ACTION ITEM →
Reproduce each record exactly. The pictures should be skipped.

DATA SUPPLIED →
• • •

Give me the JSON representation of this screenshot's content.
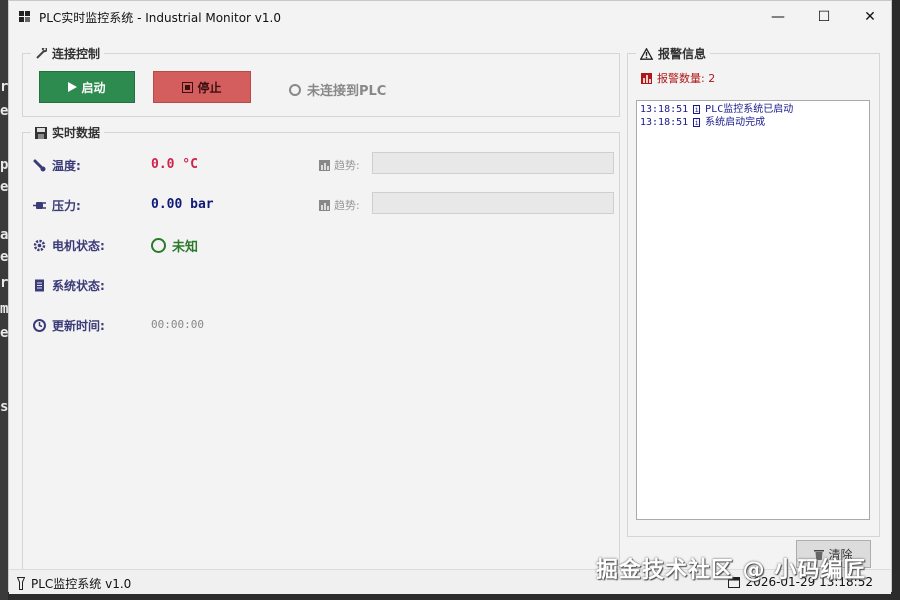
{
  "window": {
    "title": "PLC实时监控系统 - Industrial Monitor v1.0",
    "minimize": "—",
    "maximize": "☐",
    "close": "✕"
  },
  "connection": {
    "group_title": "连接控制",
    "start_label": "启动",
    "stop_label": "停止",
    "status_text": "未连接到PLC"
  },
  "realtime": {
    "group_title": "实时数据",
    "rows": [
      {
        "label": "温度:",
        "value": "0.0 °C",
        "value_color": "#d0214a",
        "trend_label": "趋势:"
      },
      {
        "label": "压力:",
        "value": "0.00 bar",
        "value_color": "#0f1a78",
        "trend_label": "趋势:"
      },
      {
        "label": "电机状态:",
        "value": "未知",
        "value_color": "#2b7a2b"
      },
      {
        "label": "系统状态:",
        "value": ""
      },
      {
        "label": "更新时间:",
        "value": "00:00:00",
        "value_color": "#888888"
      }
    ]
  },
  "alarms": {
    "group_title": "报警信息",
    "count_text": "报警数量: 2",
    "log": [
      {
        "time": "13:18:51",
        "text": "PLC监控系统已启动"
      },
      {
        "time": "13:18:51",
        "text": "系统启动完成"
      }
    ],
    "clear_label": "清除"
  },
  "statusbar": {
    "left_text": "PLC监控系统 v1.0",
    "right_text": "2026-01-29 13:18:52"
  },
  "watermark": "掘金技术社区 @ 小码编匠",
  "background_chars": [
    "r",
    "e",
    "p",
    "e",
    "a",
    "e",
    "r",
    "m",
    "e",
    "s"
  ]
}
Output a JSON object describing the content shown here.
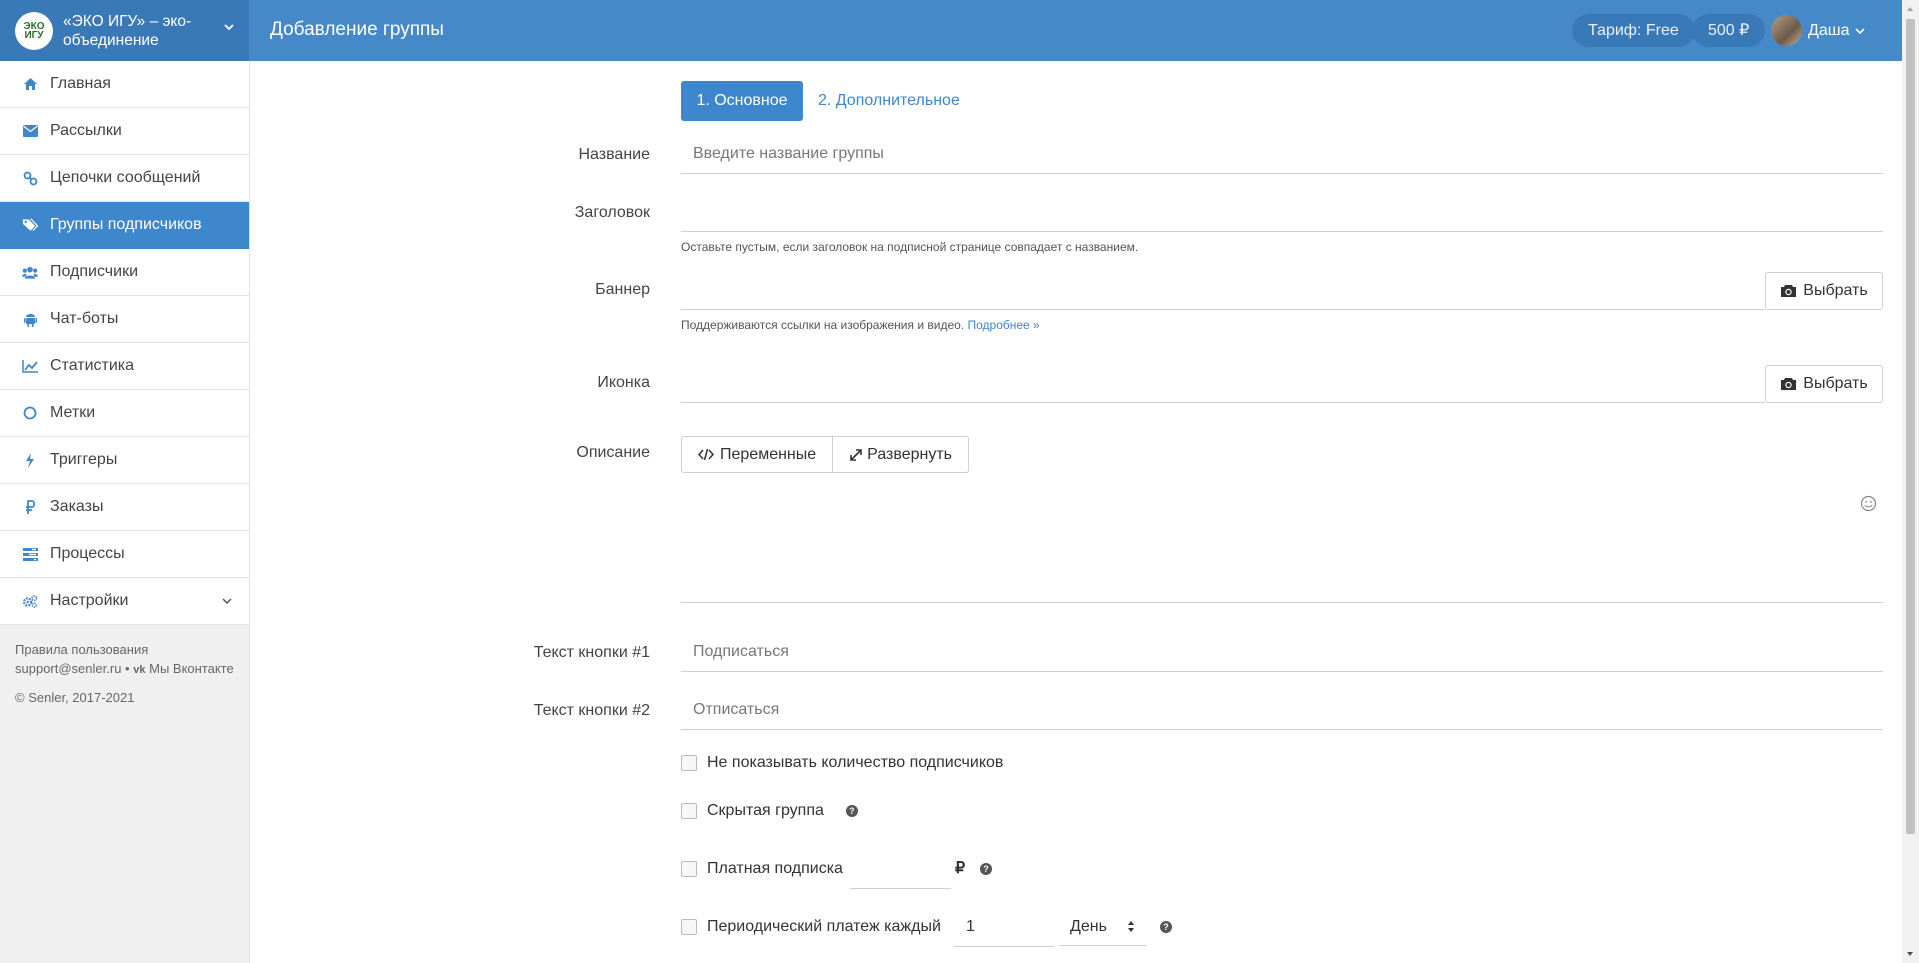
{
  "brand": {
    "name": "«ЭКО ИГУ» – эко-объединение",
    "logo_line1": "ЭКО",
    "logo_line2": "ИГУ"
  },
  "header": {
    "title": "Добавление группы",
    "tariff": "Тариф: Free",
    "balance": "500 ₽",
    "user_name": "Даша"
  },
  "sidebar": {
    "items": [
      {
        "label": "Главная",
        "icon": "home-icon"
      },
      {
        "label": "Рассылки",
        "icon": "envelope-icon"
      },
      {
        "label": "Цепочки сообщений",
        "icon": "link-icon"
      },
      {
        "label": "Группы подписчиков",
        "icon": "tags-icon",
        "active": true
      },
      {
        "label": "Подписчики",
        "icon": "users-icon"
      },
      {
        "label": "Чат-боты",
        "icon": "android-icon"
      },
      {
        "label": "Статистика",
        "icon": "line-chart-icon"
      },
      {
        "label": "Метки",
        "icon": "circle-icon"
      },
      {
        "label": "Триггеры",
        "icon": "bolt-icon"
      },
      {
        "label": "Заказы",
        "icon": "ruble-icon"
      },
      {
        "label": "Процессы",
        "icon": "tasks-icon"
      },
      {
        "label": "Настройки",
        "icon": "cogs-icon"
      }
    ],
    "footer": {
      "terms": "Правила пользования",
      "support": "support@senler.ru",
      "separator": "•",
      "vk": "Мы Вконтакте",
      "copyright": "© Senler, 2017-2021"
    }
  },
  "tabs": {
    "basic": "1. Основное",
    "extra": "2. Дополнительное"
  },
  "form": {
    "name_label": "Название",
    "name_placeholder": "Введите название группы",
    "heading_label": "Заголовок",
    "heading_hint": "Оставьте пустым, если заголовок на подписной странице совпадает с названием.",
    "banner_label": "Баннер",
    "banner_hint": "Поддерживаются ссылки на изображения и видео.",
    "banner_hint_link": "Подробнее »",
    "icon_label": "Иконка",
    "pick_label": "Выбрать",
    "desc_label": "Описание",
    "variables_label": "Переменные",
    "expand_label": "Развернуть",
    "btn1_label": "Текст кнопки #1",
    "btn1_placeholder": "Подписаться",
    "btn2_label": "Текст кнопки #2",
    "btn2_placeholder": "Отписаться",
    "hide_count_label": "Не показывать количество подписчиков",
    "hidden_group_label": "Скрытая группа",
    "paid_label": "Платная подписка",
    "currency": "₽",
    "periodic_label": "Периодический платеж каждый",
    "periodic_value": "1",
    "period_unit": "День"
  },
  "colors": {
    "header": "#4689c9",
    "brand": "#3a79b8",
    "accent": "#3f87cc"
  }
}
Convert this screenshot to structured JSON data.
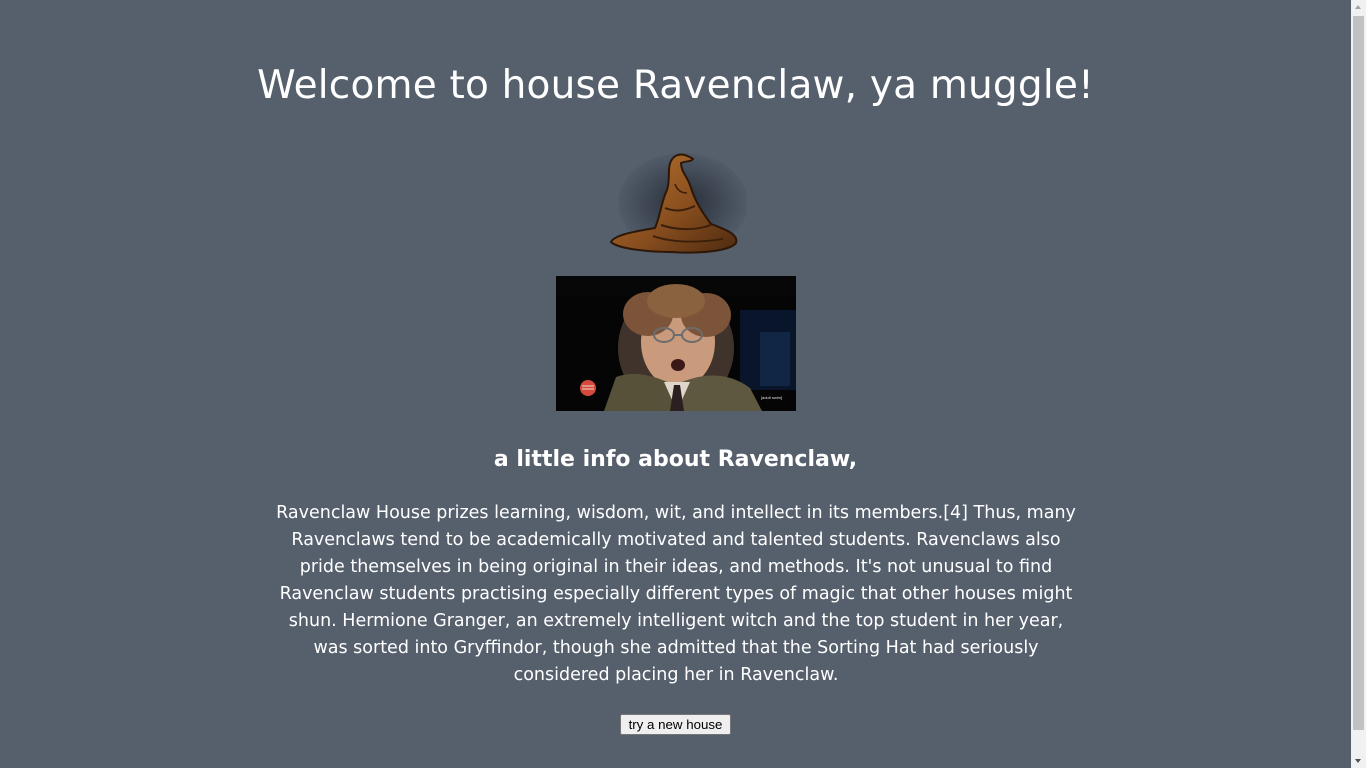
{
  "header": {
    "title": "Welcome to house Ravenclaw, ya muggle!"
  },
  "images": {
    "hat_icon": "sorting-hat-icon",
    "gif_icon": "reaction-gif"
  },
  "info": {
    "heading": "a little info about Ravenclaw,",
    "paragraph": "Ravenclaw House prizes learning, wisdom, wit, and intellect in its members.[4] Thus, many Ravenclaws tend to be academically motivated and talented students. Ravenclaws also pride themselves in being original in their ideas, and methods. It's not unusual to find Ravenclaw students practising especially different types of magic that other houses might shun. Hermione Granger, an extremely intelligent witch and the top student in her year, was sorted into Gryffindor, though she admitted that the Sorting Hat had seriously considered placing her in Ravenclaw."
  },
  "actions": {
    "try_new_house_label": "try a new house"
  },
  "colors": {
    "background": "#56606d",
    "text": "#ffffff"
  }
}
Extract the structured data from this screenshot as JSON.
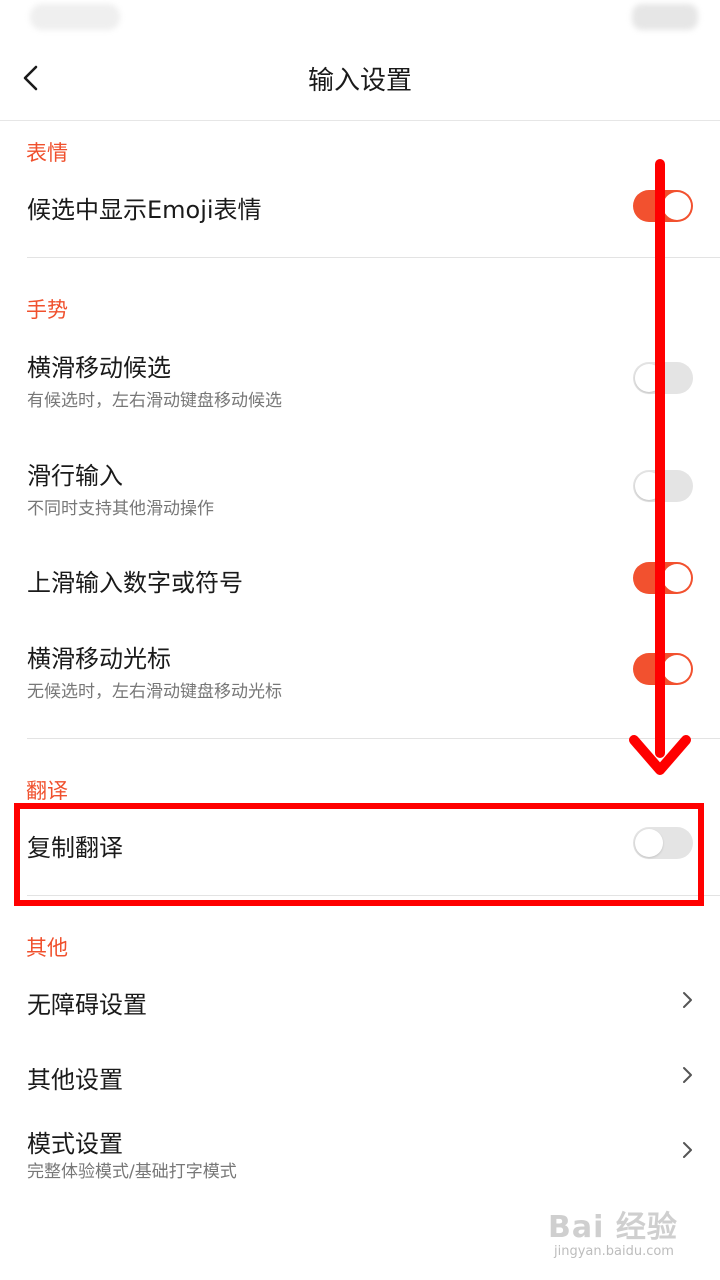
{
  "header": {
    "title": "输入设置",
    "back_icon": "chevron-left-icon"
  },
  "sections": {
    "emoji": {
      "title": "表情",
      "items": [
        {
          "title": "候选中显示Emoji表情",
          "toggle": "on"
        }
      ]
    },
    "gesture": {
      "title": "手势",
      "items": [
        {
          "title": "横滑移动候选",
          "subtitle": "有候选时，左右滑动键盘移动候选",
          "toggle": "off"
        },
        {
          "title": "滑行输入",
          "subtitle": "不同时支持其他滑动操作",
          "toggle": "off"
        },
        {
          "title": "上滑输入数字或符号",
          "toggle": "on"
        },
        {
          "title": "横滑移动光标",
          "subtitle": "无候选时，左右滑动键盘移动光标",
          "toggle": "on"
        }
      ]
    },
    "translate": {
      "title": "翻译",
      "items": [
        {
          "title": "复制翻译",
          "toggle": "off"
        }
      ]
    },
    "other": {
      "title": "其他",
      "items": [
        {
          "title": "无障碍设置",
          "icon": "chevron-right-icon"
        },
        {
          "title": "其他设置",
          "icon": "chevron-right-icon"
        },
        {
          "title": "模式设置",
          "subtitle": "完整体验模式/基础打字模式",
          "icon": "chevron-right-icon"
        }
      ]
    }
  },
  "annotations": {
    "highlight_color": "#ff0000",
    "arrow_color": "#ff0000"
  },
  "colors": {
    "accent": "#f2512f",
    "section_title": "#f0502d",
    "toggle_off": "#e4e4e4"
  },
  "watermark": {
    "logo": "Bai 经验",
    "url": "jingyan.baidu.com"
  }
}
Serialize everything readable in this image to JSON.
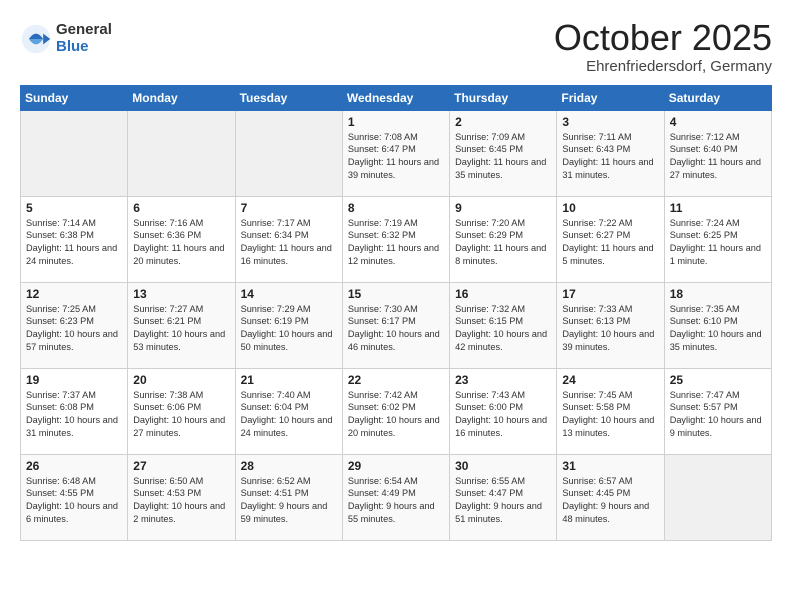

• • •

FINISHED EXERCISE →
Give me the JSON representation of this screenshot's content.
{
  "window": {
    "title": "PLC实时监控系统 - Industrial Monitor v1.0",
    "minimize": "—",
    "maximize": "☐",
    "close": "✕"
  },
  "connection": {
    "group_title": "连接控制",
    "start_label": "启动",
    "stop_label": "停止",
    "status_text": "未连接到PLC"
  },
  "realtime": {
    "group_title": "实时数据",
    "rows": [
      {
        "label": "温度:",
        "value": "0.0 °C",
        "value_color": "#d0214a",
        "trend_label": "趋势:"
      },
      {
        "label": "压力:",
        "value": "0.00 bar",
        "value_color": "#0f1a78",
        "trend_label": "趋势:"
      },
      {
        "label": "电机状态:",
        "value": "未知",
        "value_color": "#2b7a2b"
      },
      {
        "label": "系统状态:",
        "value": ""
      },
      {
        "label": "更新时间:",
        "value": "00:00:00",
        "value_color": "#888888"
      }
    ]
  },
  "alarms": {
    "group_title": "报警信息",
    "count_text": "报警数量: 2",
    "log": [
      {
        "time": "13:18:51",
        "text": "PLC监控系统已启动"
      },
      {
        "time": "13:18:51",
        "text": "系统启动完成"
      }
    ],
    "clear_label": "清除"
  },
  "statusbar": {
    "left_text": "PLC监控系统 v1.0",
    "right_text": "2026-01-29 13:18:52"
  },
  "watermark": "掘金技术社区 @ 小码编匠",
  "background_chars": [
    "r",
    "e",
    "p",
    "e",
    "a",
    "e",
    "r",
    "m",
    "e",
    "s"
  ]
}
Output a JSON object describing the content shown here.
{
  "brand": {
    "name": "«ЭКО ИГУ» – эко-объединение",
    "logo_line1": "ЭКО",
    "logo_line2": "ИГУ"
  },
  "header": {
    "title": "Добавление группы",
    "tariff": "Тариф: Free",
    "balance": "500 ₽",
    "user_name": "Даша"
  },
  "sidebar": {
    "items": [
      {
        "label": "Главная",
        "icon": "home-icon"
      },
      {
        "label": "Рассылки",
        "icon": "envelope-icon"
      },
      {
        "label": "Цепочки сообщений",
        "icon": "link-icon"
      },
      {
        "label": "Группы подписчиков",
        "icon": "tags-icon",
        "active": true
      },
      {
        "label": "Подписчики",
        "icon": "users-icon"
      },
      {
        "label": "Чат-боты",
        "icon": "android-icon"
      },
      {
        "label": "Статистика",
        "icon": "line-chart-icon"
      },
      {
        "label": "Метки",
        "icon": "circle-icon"
      },
      {
        "label": "Триггеры",
        "icon": "bolt-icon"
      },
      {
        "label": "Заказы",
        "icon": "ruble-icon"
      },
      {
        "label": "Процессы",
        "icon": "tasks-icon"
      },
      {
        "label": "Настройки",
        "icon": "cogs-icon"
      }
    ],
    "footer": {
      "terms": "Правила пользования",
      "support": "support@senler.ru",
      "separator": "•",
      "vk": "Мы Вконтакте",
      "copyright": "© Senler, 2017-2021"
    }
  },
  "tabs": {
    "basic": "1. Основное",
    "extra": "2. Дополнительное"
  },
  "form": {
    "name_label": "Название",
    "name_placeholder": "Введите название группы",
    "heading_label": "Заголовок",
    "heading_hint": "Оставьте пустым, если заголовок на подписной странице совпадает с названием.",
    "banner_label": "Баннер",
    "banner_hint": "Поддерживаются ссылки на изображения и видео.",
    "banner_hint_link": "Подробнее »",
    "icon_label": "Иконка",
    "pick_label": "Выбрать",
    "desc_label": "Описание",
    "variables_label": "Переменные",
    "expand_label": "Развернуть",
    "btn1_label": "Текст кнопки #1",
    "btn1_placeholder": "Подписаться",
    "btn2_label": "Текст кнопки #2",
    "btn2_placeholder": "Отписаться",
    "hide_count_label": "Не показывать количество подписчиков",
    "hidden_group_label": "Скрытая группа",
    "paid_label": "Платная подписка",
    "currency": "₽",
    "periodic_label": "Периодический платеж каждый",
    "periodic_value": "1",
    "period_unit": "День"
  },
  "colors": {
    "header": "#4689c9",
    "brand": "#3a79b8",
    "accent": "#3f87cc"
  }
}
Convert this screenshot to structured JSON data.
{
  "header": {
    "title": "Welcome to house Ravenclaw, ya muggle!"
  },
  "images": {
    "hat_icon": "sorting-hat-icon",
    "gif_icon": "reaction-gif"
  },
  "info": {
    "heading": "a little info about Ravenclaw,",
    "paragraph": "Ravenclaw House prizes learning, wisdom, wit, and intellect in its members.[4] Thus, many Ravenclaws tend to be academically motivated and talented students. Ravenclaws also pride themselves in being original in their ideas, and methods. It's not unusual to find Ravenclaw students practising especially different types of magic that other houses might shun. Hermione Granger, an extremely intelligent witch and the top student in her year, was sorted into Gryffindor, though she admitted that the Sorting Hat had seriously considered placing her in Ravenclaw."
  },
  "actions": {
    "try_new_house_label": "try a new house"
  },
  "colors": {
    "background": "#56606d",
    "text": "#ffffff"
  }
}
Extract the structured data from this screenshot as JSON.
{
  "header": {
    "title": "输入设置",
    "back_icon": "chevron-left-icon"
  },
  "sections": {
    "emoji": {
      "title": "表情",
      "items": [
        {
          "title": "候选中显示Emoji表情",
          "toggle": "on"
        }
      ]
    },
    "gesture": {
      "title": "手势",
      "items": [
        {
          "title": "横滑移动候选",
          "subtitle": "有候选时，左右滑动键盘移动候选",
          "toggle": "off"
        },
        {
          "title": "滑行输入",
          "subtitle": "不同时支持其他滑动操作",
          "toggle": "off"
        },
        {
          "title": "上滑输入数字或符号",
          "toggle": "on"
        },
        {
          "title": "横滑移动光标",
          "subtitle": "无候选时，左右滑动键盘移动光标",
          "toggle": "on"
        }
      ]
    },
    "translate": {
      "title": "翻译",
      "items": [
        {
          "title": "复制翻译",
          "toggle": "off"
        }
      ]
    },
    "other": {
      "title": "其他",
      "items": [
        {
          "title": "无障碍设置",
          "icon": "chevron-right-icon"
        },
        {
          "title": "其他设置",
          "icon": "chevron-right-icon"
        },
        {
          "title": "模式设置",
          "subtitle": "完整体验模式/基础打字模式",
          "icon": "chevron-right-icon"
        }
      ]
    }
  },
  "annotations": {
    "highlight_color": "#ff0000",
    "arrow_color": "#ff0000"
  },
  "colors": {
    "accent": "#f2512f",
    "section_title": "#f0502d",
    "toggle_off": "#e4e4e4"
  },
  "watermark": {
    "logo": "Bai 经验",
    "url": "jingyan.baidu.com"
  }
}
Serialize everything readable in this image to JSON.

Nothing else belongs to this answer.